_What this task involves_
All entries are to be printed again exactly, with their images omitted.

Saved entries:

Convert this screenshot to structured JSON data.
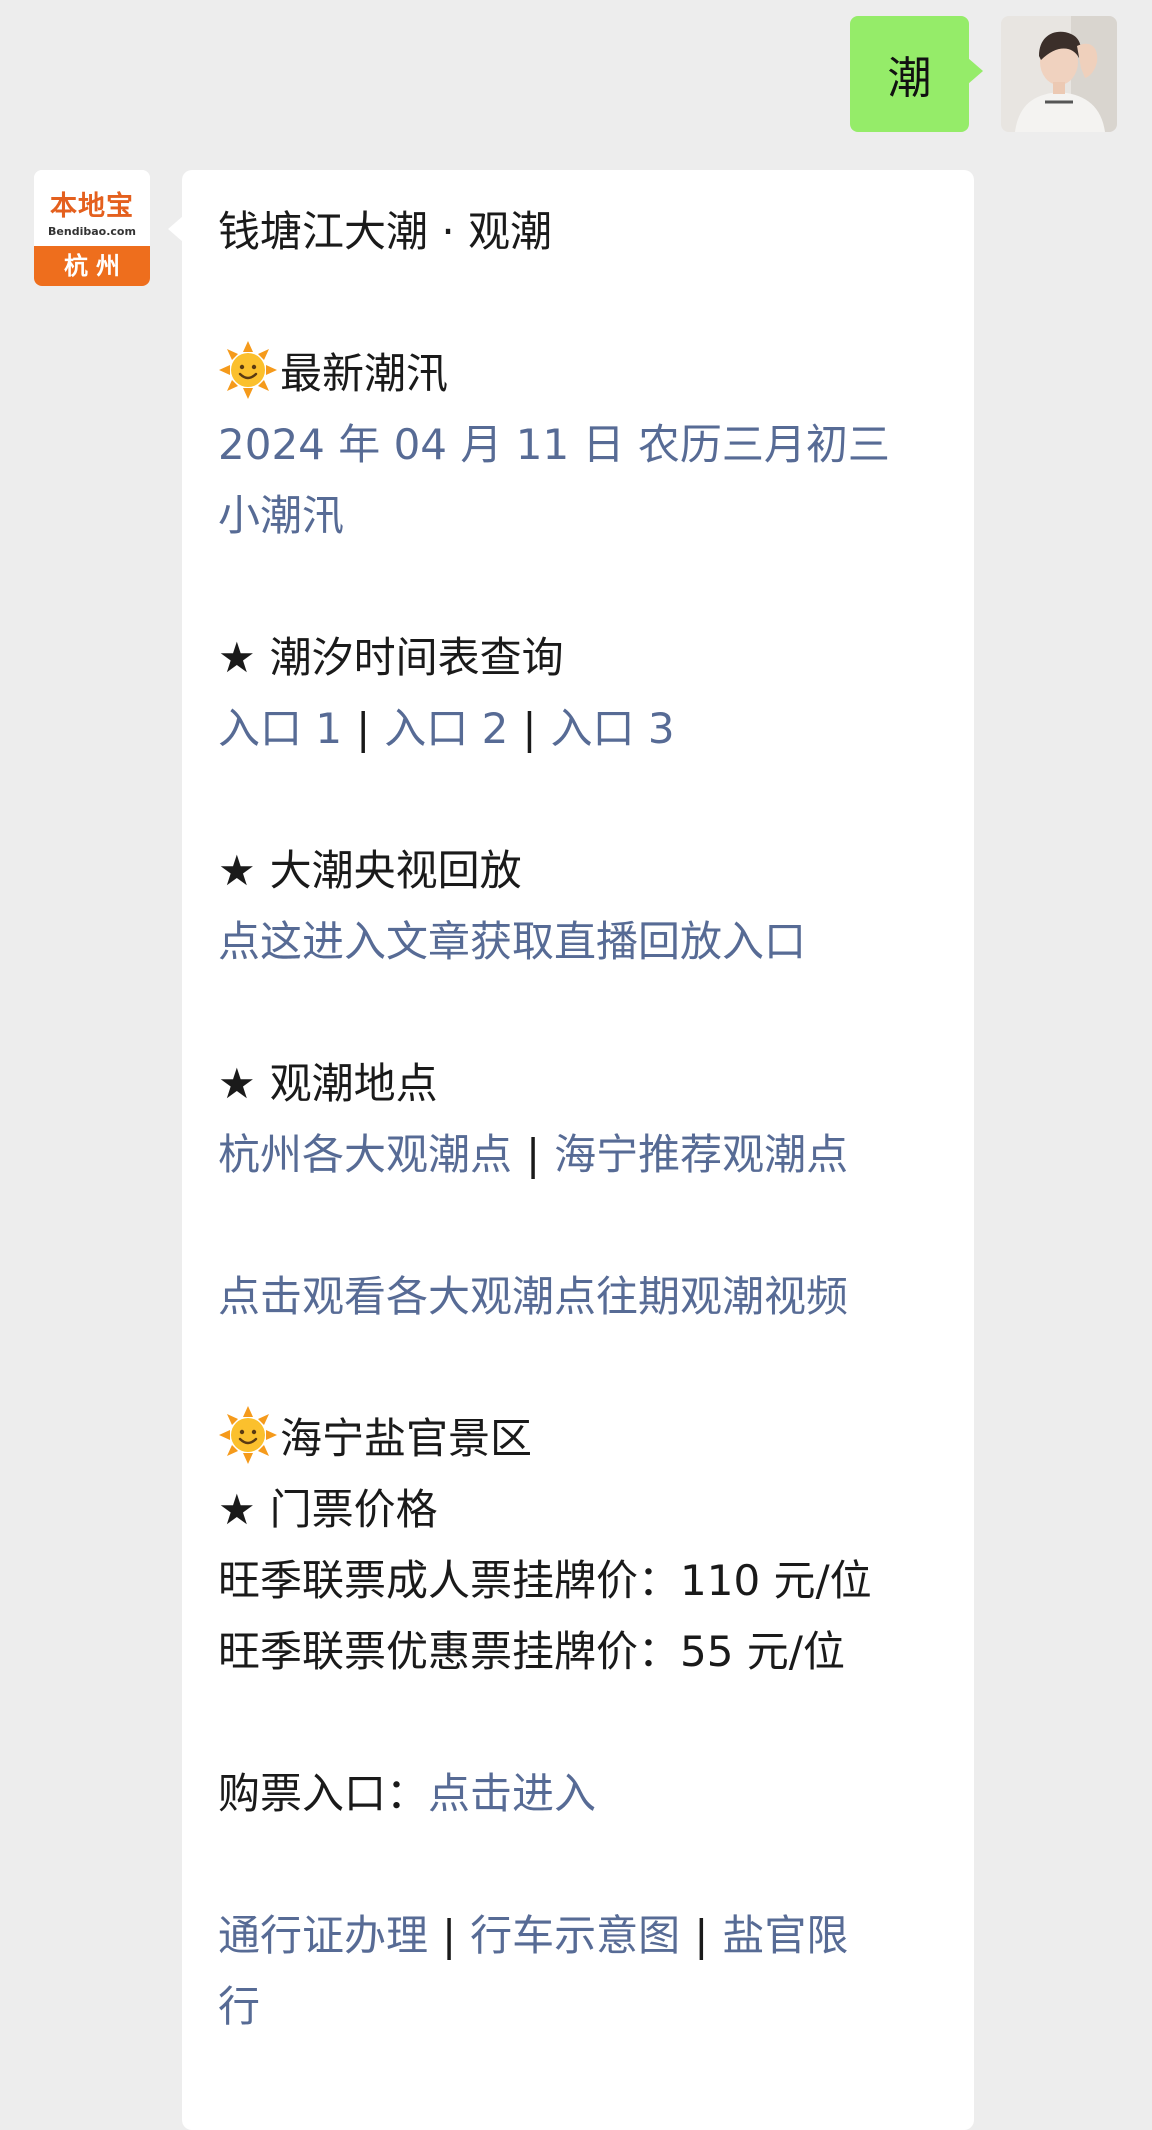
{
  "outgoing": {
    "text": "潮"
  },
  "incoming": {
    "avatar": {
      "brand": "本地宝",
      "domain": "Bendibao.com",
      "city": "杭州"
    },
    "title": "钱塘江大潮 · 观潮",
    "tide_section": {
      "icon": "sun-emoji-icon",
      "heading": "最新潮汛",
      "date": "2024 年 04 月 11 日  农历三月初三",
      "status": "小潮汛"
    },
    "timetable": {
      "heading": "潮汐时间表查询",
      "links": [
        "入口 1",
        "入口 2",
        "入口 3"
      ],
      "separator": "|"
    },
    "replay": {
      "heading": "大潮央视回放",
      "link": "点这进入文章获取直播回放入口"
    },
    "spots": {
      "heading": "观潮地点",
      "links": [
        "杭州各大观潮点",
        "海宁推荐观潮点"
      ]
    },
    "video_link": "点击观看各大观潮点往期观潮视频",
    "scenic": {
      "heading": "海宁盐官景区",
      "tickets_heading": "门票价格",
      "adult_price": "旺季联票成人票挂牌价：110 元/位",
      "discount_price": "旺季联票优惠票挂牌价：55 元/位",
      "purchase_label": "购票入口：",
      "purchase_link": "点击进入"
    },
    "footer_links": [
      "通行证办理",
      "行车示意图",
      "盐官限",
      "行"
    ],
    "star": "★"
  },
  "colors": {
    "link": "#576b95",
    "outgoing_bubble": "#95ec69",
    "brand_orange": "#ee6e1d"
  }
}
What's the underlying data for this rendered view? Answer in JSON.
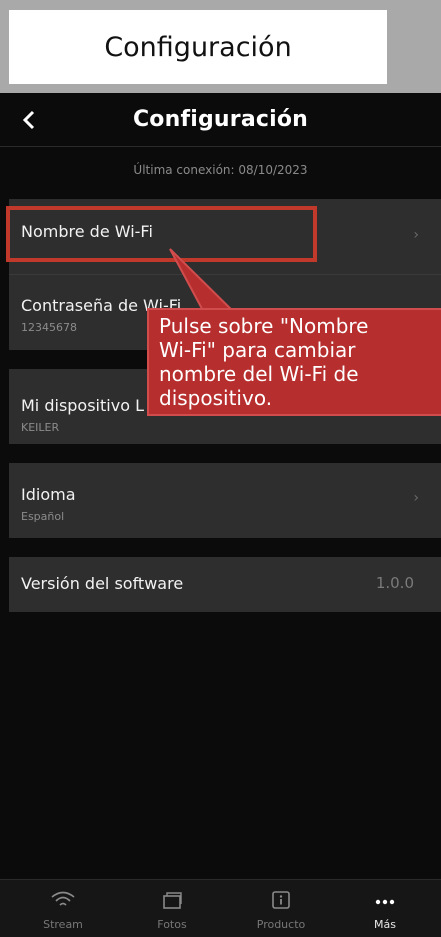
{
  "top_label": "Configuración",
  "header": {
    "title": "Configuración"
  },
  "last_connection": "Última conexión: 08/10/2023",
  "rows": [
    {
      "label": "Nombre de Wi-Fi",
      "sub": "",
      "chevron": "›"
    },
    {
      "label": "Contraseña de Wi-Fi",
      "sub": "12345678"
    },
    {
      "label": "Mi dispositivo L",
      "sub": "KEILER"
    },
    {
      "label": "Idioma",
      "sub": "Español",
      "chevron": "›"
    },
    {
      "label": "Versión del software",
      "value": "1.0.0"
    }
  ],
  "callout": {
    "line1": "Pulse sobre \"Nombre",
    "line2": "Wi-Fi\" para cambiar",
    "line3": "nombre del Wi-Fi de",
    "line4": "dispositivo."
  },
  "tabs": [
    {
      "label": "Stream",
      "icon": "wifi-icon"
    },
    {
      "label": "Fotos",
      "icon": "photos-icon"
    },
    {
      "label": "Producto",
      "icon": "info-icon"
    },
    {
      "label": "Más",
      "icon": "more-icon",
      "active": true
    }
  ],
  "colors": {
    "accent_red": "#c0392b",
    "screen_bg": "#0b0b0b",
    "row_bg": "#2e2e2e"
  }
}
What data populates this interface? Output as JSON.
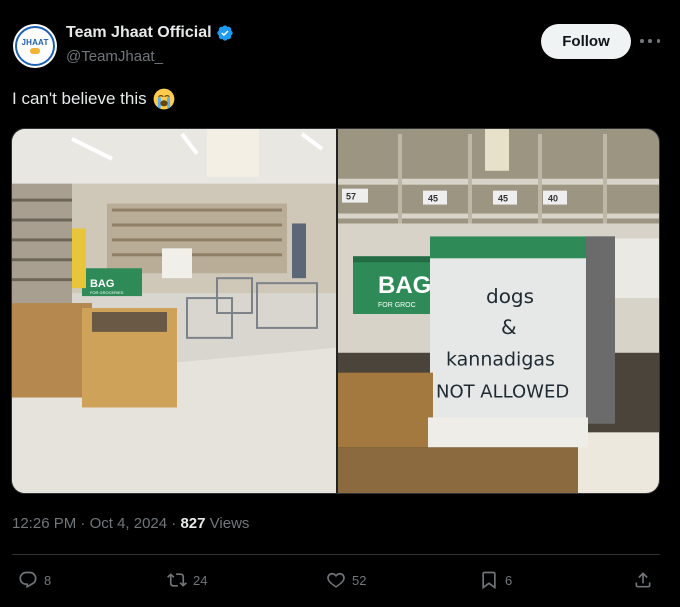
{
  "author": {
    "display_name": "Team Jhaat Official",
    "handle": "@TeamJhaat_",
    "avatar_text": "JHAAT",
    "verified": true
  },
  "header": {
    "follow_label": "Follow"
  },
  "tweet": {
    "text": "I can't believe this",
    "emoji": "loudly-crying-face"
  },
  "media": {
    "left_sign": {
      "bag_label": "BAG",
      "bag_sub": "FOR GROCERIES"
    },
    "right_sign": {
      "bag_label": "BAG",
      "bag_sub": "FOR GROC",
      "line1": "dogs",
      "line2": "&",
      "line3": "kannadigas",
      "line4": "NOT ALLOWED"
    },
    "price_tags": [
      "57",
      "45",
      "45",
      "40"
    ]
  },
  "meta": {
    "time": "12:26 PM",
    "separator": " · ",
    "date": "Oct 4, 2024",
    "views_count": "827",
    "views_label": " Views"
  },
  "actions": {
    "replies": "8",
    "reposts": "24",
    "likes": "52",
    "bookmarks": "6"
  },
  "colors": {
    "background": "#000000",
    "text_primary": "#e7e9ea",
    "text_secondary": "#71767b",
    "verified": "#1d9bf0",
    "sign_green": "#2e8b57"
  }
}
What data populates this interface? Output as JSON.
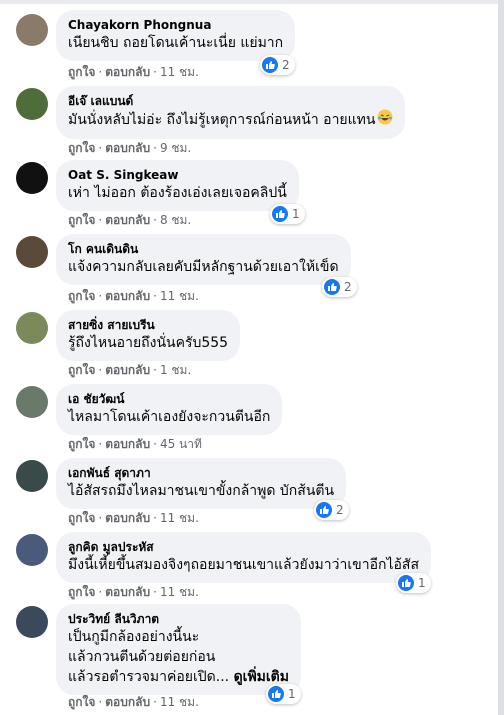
{
  "comments": [
    {
      "name": "Chayakorn Phongnua",
      "lines": [
        "เนียนชิบ ถอยโดนเค้านะเนี่ย แย่มาก"
      ],
      "like": "ถูกใจ",
      "reply": "ตอบกลับ",
      "time": "11 ชม.",
      "reactions": "2",
      "avatar_color": "#8a7a6a"
    },
    {
      "name": "อีเจ๊ เลแบนด์",
      "lines": [
        "มันนั่งหลับไม่อ่ะ ถึงไม่รู้เหตุการณ์ก่อนหน้า อายแทน"
      ],
      "like": "ถูกใจ",
      "reply": "ตอบกลับ",
      "time": "9 ชม.",
      "reactions": "",
      "avatar_color": "#4f6d3a"
    },
    {
      "name": "Oat S. Singkeaw",
      "lines": [
        "เห่า ไม่ออก ต้องร้องเอ่งเลยเจอคลิปนี้"
      ],
      "like": "ถูกใจ",
      "reply": "ตอบกลับ",
      "time": "8 ชม.",
      "reactions": "1",
      "avatar_color": "#111111"
    },
    {
      "name": "โก คนเดินดิน",
      "lines": [
        "แจ้งความกลับเลยคับมีหลักฐานด้วยเอาให้เข็ด"
      ],
      "like": "ถูกใจ",
      "reply": "ตอบกลับ",
      "time": "11 ชม.",
      "reactions": "2",
      "avatar_color": "#5a4a3a"
    },
    {
      "name": "สายซิ่ง สายเบรีน",
      "lines": [
        "รู้ถึงไหนอายถึงนั่นครับ555"
      ],
      "like": "ถูกใจ",
      "reply": "ตอบกลับ",
      "time": "1 ชม.",
      "reactions": "",
      "avatar_color": "#7a8a5a"
    },
    {
      "name": "เอ ชัยวัฒน์",
      "lines": [
        "ไหลมาโดนเค้าเองยังจะกวนตีนอีก"
      ],
      "like": "ถูกใจ",
      "reply": "ตอบกลับ",
      "time": "45 นาที",
      "reactions": "",
      "avatar_color": "#6a7a6a"
    },
    {
      "name": "เอกพันธ์ สุดาภา",
      "lines": [
        "ไอ้สัสรถมึงไหลมาชนเขาขั้งกล้าพูด บักส้นตีน"
      ],
      "like": "ถูกใจ",
      "reply": "ตอบกลับ",
      "time": "11 ชม.",
      "reactions": "2",
      "avatar_color": "#3a4a4a"
    },
    {
      "name": "ลูกคิด มูลประหัส",
      "lines": [
        "มึงนี้เหี้ยขึ้นสมองจิงๆถอยมาชนเขาแล้วยังมาว่าเขาอีกไอ้สัส"
      ],
      "like": "ถูกใจ",
      "reply": "ตอบกลับ",
      "time": "11 ชม.",
      "reactions": "1",
      "avatar_color": "#4a5a7a"
    },
    {
      "name": "ประวิทย์ ลีนวิภาต",
      "lines": [
        "เป็นกูมีกล้องอย่างนี้นะ",
        "แล้วกวนตีนด้วยต่อยก่อน",
        "แล้วรอตำรวจมาค่อยเปิด..."
      ],
      "see_more": "ดูเพิ่มเติม",
      "like": "ถูกใจ",
      "reply": "ตอบกลับ",
      "time": "11 ชม.",
      "reactions": "1",
      "avatar_color": "#3a4a5a"
    }
  ],
  "separator": "·",
  "colors": {
    "bubble": "#f0f2f5",
    "like_blue": "#1877f2",
    "meta": "#65676b"
  }
}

_Answer to the problem_
Convert this screenshot to structured JSON data.
{
  "outgoing": {
    "text": "潮"
  },
  "incoming": {
    "avatar": {
      "brand": "本地宝",
      "domain": "Bendibao.com",
      "city": "杭州"
    },
    "title": "钱塘江大潮 · 观潮",
    "tide_section": {
      "icon": "sun-emoji-icon",
      "heading": "最新潮汛",
      "date": "2024 年 04 月 11 日  农历三月初三",
      "status": "小潮汛"
    },
    "timetable": {
      "heading": "潮汐时间表查询",
      "links": [
        "入口 1",
        "入口 2",
        "入口 3"
      ],
      "separator": "|"
    },
    "replay": {
      "heading": "大潮央视回放",
      "link": "点这进入文章获取直播回放入口"
    },
    "spots": {
      "heading": "观潮地点",
      "links": [
        "杭州各大观潮点",
        "海宁推荐观潮点"
      ]
    },
    "video_link": "点击观看各大观潮点往期观潮视频",
    "scenic": {
      "heading": "海宁盐官景区",
      "tickets_heading": "门票价格",
      "adult_price": "旺季联票成人票挂牌价：110 元/位",
      "discount_price": "旺季联票优惠票挂牌价：55 元/位",
      "purchase_label": "购票入口：",
      "purchase_link": "点击进入"
    },
    "footer_links": [
      "通行证办理",
      "行车示意图",
      "盐官限",
      "行"
    ],
    "star": "★"
  },
  "colors": {
    "link": "#576b95",
    "outgoing_bubble": "#95ec69",
    "brand_orange": "#ee6e1d"
  }
}
What's the underlying data for this rendered view? Answer in JSON.
{
  "top_label": "Configuración",
  "header": {
    "title": "Configuración"
  },
  "last_connection": "Última conexión: 08/10/2023",
  "rows": [
    {
      "label": "Nombre de Wi-Fi",
      "sub": "",
      "chevron": "›"
    },
    {
      "label": "Contraseña de Wi-Fi",
      "sub": "12345678"
    },
    {
      "label": "Mi dispositivo L",
      "sub": "KEILER"
    },
    {
      "label": "Idioma",
      "sub": "Español",
      "chevron": "›"
    },
    {
      "label": "Versión del software",
      "value": "1.0.0"
    }
  ],
  "callout": {
    "line1": "Pulse sobre \"Nombre",
    "line2": "Wi-Fi\" para cambiar",
    "line3": "nombre del Wi-Fi de",
    "line4": "dispositivo."
  },
  "tabs": [
    {
      "label": "Stream",
      "icon": "wifi-icon"
    },
    {
      "label": "Fotos",
      "icon": "photos-icon"
    },
    {
      "label": "Producto",
      "icon": "info-icon"
    },
    {
      "label": "Más",
      "icon": "more-icon",
      "active": true
    }
  ],
  "colors": {
    "accent_red": "#c0392b",
    "screen_bg": "#0b0b0b",
    "row_bg": "#2e2e2e"
  }
}
What data populates this interface? Output as JSON.
{
  "author": {
    "display_name": "Team Jhaat Official",
    "handle": "@TeamJhaat_",
    "avatar_text": "JHAAT",
    "verified": true
  },
  "header": {
    "follow_label": "Follow"
  },
  "tweet": {
    "text": "I can't believe this",
    "emoji": "loudly-crying-face"
  },
  "media": {
    "left_sign": {
      "bag_label": "BAG",
      "bag_sub": "FOR GROCERIES"
    },
    "right_sign": {
      "bag_label": "BAG",
      "bag_sub": "FOR GROC",
      "line1": "dogs",
      "line2": "&",
      "line3": "kannadigas",
      "line4": "NOT ALLOWED"
    },
    "price_tags": [
      "57",
      "45",
      "45",
      "40"
    ]
  },
  "meta": {
    "time": "12:26 PM",
    "separator": " · ",
    "date": "Oct 4, 2024",
    "views_count": "827",
    "views_label": " Views"
  },
  "actions": {
    "replies": "8",
    "reposts": "24",
    "likes": "52",
    "bookmarks": "6"
  },
  "colors": {
    "background": "#000000",
    "text_primary": "#e7e9ea",
    "text_secondary": "#71767b",
    "verified": "#1d9bf0",
    "sign_green": "#2e8b57"
  }
}
What data populates this interface? Output as JSON.
{
  "comments": [
    {
      "name": "Chayakorn Phongnua",
      "lines": [
        "เนียนชิบ ถอยโดนเค้านะเนี่ย แย่มาก"
      ],
      "like": "ถูกใจ",
      "reply": "ตอบกลับ",
      "time": "11 ชม.",
      "reactions": "2",
      "avatar_color": "#8a7a6a"
    },
    {
      "name": "อีเจ๊ เลแบนด์",
      "lines": [
        "มันนั่งหลับไม่อ่ะ ถึงไม่รู้เหตุการณ์ก่อนหน้า อายแทน"
      ],
      "like": "ถูกใจ",
      "reply": "ตอบกลับ",
      "time": "9 ชม.",
      "reactions": "",
      "avatar_color": "#4f6d3a"
    },
    {
      "name": "Oat S. Singkeaw",
      "lines": [
        "เห่า ไม่ออก ต้องร้องเอ่งเลยเจอคลิปนี้"
      ],
      "like": "ถูกใจ",
      "reply": "ตอบกลับ",
      "time": "8 ชม.",
      "reactions": "1",
      "avatar_color": "#111111"
    },
    {
      "name": "โก คนเดินดิน",
      "lines": [
        "แจ้งความกลับเลยคับมีหลักฐานด้วยเอาให้เข็ด"
      ],
      "like": "ถูกใจ",
      "reply": "ตอบกลับ",
      "time": "11 ชม.",
      "reactions": "2",
      "avatar_color": "#5a4a3a"
    },
    {
      "name": "สายซิ่ง สายเบรีน",
      "lines": [
        "รู้ถึงไหนอายถึงนั่นครับ555"
      ],
      "like": "ถูกใจ",
      "reply": "ตอบกลับ",
      "time": "1 ชม.",
      "reactions": "",
      "avatar_color": "#7a8a5a"
    },
    {
      "name": "เอ ชัยวัฒน์",
      "lines": [
        "ไหลมาโดนเค้าเองยังจะกวนตีนอีก"
      ],
      "like": "ถูกใจ",
      "reply": "ตอบกลับ",
      "time": "45 นาที",
      "reactions": "",
      "avatar_color": "#6a7a6a"
    },
    {
      "name": "เอกพันธ์ สุดาภา",
      "lines": [
        "ไอ้สัสรถมึงไหลมาชนเขาขั้งกล้าพูด บักส้นตีน"
      ],
      "like": "ถูกใจ",
      "reply": "ตอบกลับ",
      "time": "11 ชม.",
      "reactions": "2",
      "avatar_color": "#3a4a4a"
    },
    {
      "name": "ลูกคิด มูลประหัส",
      "lines": [
        "มึงนี้เหี้ยขึ้นสมองจิงๆถอยมาชนเขาแล้วยังมาว่าเขาอีกไอ้สัส"
      ],
      "like": "ถูกใจ",
      "reply": "ตอบกลับ",
      "time": "11 ชม.",
      "reactions": "1",
      "avatar_color": "#4a5a7a"
    },
    {
      "name": "ประวิทย์ ลีนวิภาต",
      "lines": [
        "เป็นกูมีกล้องอย่างนี้นะ",
        "แล้วกวนตีนด้วยต่อยก่อน",
        "แล้วรอตำรวจมาค่อยเปิด..."
      ],
      "see_more": "ดูเพิ่มเติม",
      "like": "ถูกใจ",
      "reply": "ตอบกลับ",
      "time": "11 ชม.",
      "reactions": "1",
      "avatar_color": "#3a4a5a"
    }
  ],
  "separator": "·",
  "colors": {
    "bubble": "#f0f2f5",
    "like_blue": "#1877f2",
    "meta": "#65676b"
  }
}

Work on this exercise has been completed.